How good are phone cameras?
Cameras in phones year on year are getting better and better. At the moment every new phone that comes out claims to have THE best camera in their phone. Now the trend is to have more than 1 lens in the camera. Plenty of companies have been releasing phone with 2 lenses, but Samsung have stepped it up a gear by adding 4 lenses to the back of the new A9.
There is a camera called the LIGHT L16 which I blogged about a while back, read my blog I Have Seen The Light. It is a camera with 16 lenses in it. I predicted at the time the camera itself wouldn't be a hit, but it would be a stepping stone for the future. It seems like this has come true. Photographers on YouTube that I have seen who bought it found it interesting but frustrating and eventually put it down again for their traditional Mirrorless or DSLR cameras.
Adding more lenses helps with depth mapping which is used in Portrait Mode, so when the phone needs to work out what areas to blur when creating the blurred background. The out of focus areas are called Bokeh, but this fake and computational or faux bokeh is known as Fauxkeh. Honestly, I HATE it. I love Bokeh but hate Fauxkeh. This computational stuff just isn't there yet and with every new upgrade from each phone manufacturer they say the algorithms have been improved to work out what to blur but it still looks fake. So I am ignoring Fauxkeh and any computational photography as a plus point for phones. However having more lenses at different focal lengths does definitely cut down on the need for digital zoom which essentially crops into the photo, which is why the image starts to look bad when you zoom in. With many different lenses at different focal lengths you could actually zoom in optically by using either one of the longer lenses or the wider lenses.
How feasible is it to use a normal picture by a smartphone for professional work?
Well it has already been done. In TIME magazine an article called "Firsts" was shot with an iPhone. The images if i'm honest look like they were shot with a phone camera as well. The image quality just isn't there to be printed to a full page of a magazine and viewed up close.
Also the November 2018 issue of GQ magazine had its cover story about Ryan Gosling shot with the new Google Pixel 3. It is kind of a marketing ploy to put out there that pictures taken on a phone are in a massive magazine. But honestly, I would not be able to tell they were taken with a phone. They are really good photos. Check them out here www.gq.com
OK so don't now go out thinking you will be featured in GQ magazine with your next shot of some random person. These were taken by big name photographers in the fashion industry of even more big name celebs.
Pros don't use their phones though?
Yup they do. In fact there are a number of people these days who have become pro specifically from their phone taken Instagram accounts. Also quite a few street photographers use their phones as they are so discreet. You can pretend to be doing something on your phone while actually you are photographing. There are plenty of professional photographers who use their phones to capture things of interest when perhaps they don't have their usual camera with them and just out and about walking or specifically use them for their Instagram accounts.

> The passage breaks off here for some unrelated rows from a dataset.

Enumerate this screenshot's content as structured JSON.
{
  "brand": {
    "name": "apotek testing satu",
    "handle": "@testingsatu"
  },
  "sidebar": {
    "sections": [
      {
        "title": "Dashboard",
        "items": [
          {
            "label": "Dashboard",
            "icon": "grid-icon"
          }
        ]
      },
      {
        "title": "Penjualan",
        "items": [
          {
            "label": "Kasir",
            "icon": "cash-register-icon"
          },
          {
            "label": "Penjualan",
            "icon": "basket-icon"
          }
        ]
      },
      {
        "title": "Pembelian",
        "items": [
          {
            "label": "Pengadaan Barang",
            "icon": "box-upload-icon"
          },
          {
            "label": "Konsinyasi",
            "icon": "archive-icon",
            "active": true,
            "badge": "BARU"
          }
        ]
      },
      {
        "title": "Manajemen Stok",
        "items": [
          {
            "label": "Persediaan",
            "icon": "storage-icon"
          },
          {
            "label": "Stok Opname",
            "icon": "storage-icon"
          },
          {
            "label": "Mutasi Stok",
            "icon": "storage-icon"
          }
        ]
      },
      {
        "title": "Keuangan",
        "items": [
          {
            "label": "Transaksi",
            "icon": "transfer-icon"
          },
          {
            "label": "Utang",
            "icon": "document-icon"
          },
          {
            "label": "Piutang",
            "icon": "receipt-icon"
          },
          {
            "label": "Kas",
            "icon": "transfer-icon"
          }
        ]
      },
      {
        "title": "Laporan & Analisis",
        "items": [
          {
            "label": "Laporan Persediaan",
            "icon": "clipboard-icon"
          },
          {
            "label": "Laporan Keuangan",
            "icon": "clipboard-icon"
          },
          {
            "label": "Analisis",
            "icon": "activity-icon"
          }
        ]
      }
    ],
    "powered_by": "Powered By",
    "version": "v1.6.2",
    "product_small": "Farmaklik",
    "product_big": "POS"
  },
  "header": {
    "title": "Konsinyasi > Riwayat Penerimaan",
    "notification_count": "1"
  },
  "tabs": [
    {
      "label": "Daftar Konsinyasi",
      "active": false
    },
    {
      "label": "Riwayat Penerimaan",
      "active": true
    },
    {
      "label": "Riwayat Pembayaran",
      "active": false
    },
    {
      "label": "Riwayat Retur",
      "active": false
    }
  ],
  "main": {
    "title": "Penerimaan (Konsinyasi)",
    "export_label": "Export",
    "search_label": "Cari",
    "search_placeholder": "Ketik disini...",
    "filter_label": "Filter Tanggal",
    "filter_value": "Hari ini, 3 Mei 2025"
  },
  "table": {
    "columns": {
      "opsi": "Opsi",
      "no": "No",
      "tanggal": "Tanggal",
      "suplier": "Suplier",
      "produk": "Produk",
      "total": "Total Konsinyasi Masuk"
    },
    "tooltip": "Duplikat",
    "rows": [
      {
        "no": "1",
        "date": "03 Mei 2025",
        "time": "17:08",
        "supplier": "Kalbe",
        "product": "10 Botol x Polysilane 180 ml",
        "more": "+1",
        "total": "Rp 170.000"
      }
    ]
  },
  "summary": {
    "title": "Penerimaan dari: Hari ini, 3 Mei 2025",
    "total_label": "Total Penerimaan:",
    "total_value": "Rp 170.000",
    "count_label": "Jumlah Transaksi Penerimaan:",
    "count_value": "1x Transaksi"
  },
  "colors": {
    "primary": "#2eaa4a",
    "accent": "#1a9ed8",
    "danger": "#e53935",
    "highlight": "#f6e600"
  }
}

It just depends on the viewing platform of the picture. If a picture taken on a phone and viewed on a phone screen via Instagram which uses pretty small file sizes anyway it doesn't matter so much what it is taken on. There are many more important things that make a great photo that should be considered. Check out the IPPA Awards page for all the best and award winning photo and photographers who specialise in iphoneography.
I myself used my phone on my latest shoot for my Halloween stuff. Did I intend on using it...no. Did I HAVE to use it because I forgot to put an SD card in my camera...yes, if I didn't want all the planning and travelling to be a total waste of time. You know what, I am thrilled at the photos that got. I knew that the editing would be grungy and dark so absolute top quality images didn't matter so much. I could have just left and not had anything to show for all the hard work put in before that point but my phone completely saved me. Check out those photos in my Halloween 2018 blog.
So if you have nothing else just use your phone. Learn composition, use of colour, perspective and be creative. When you want to buy a camera and delve further, do it. But you will already have a head start. Your camera on each phone you own will only keep getting better and better.
In the next edition of phone cameras I will be putting my phone (Samsung S8 Plus) up against my my pro grade Sony A7Rii camera. Taking like for like images to really see the difference between the two. I know my camera will win but how close will it be?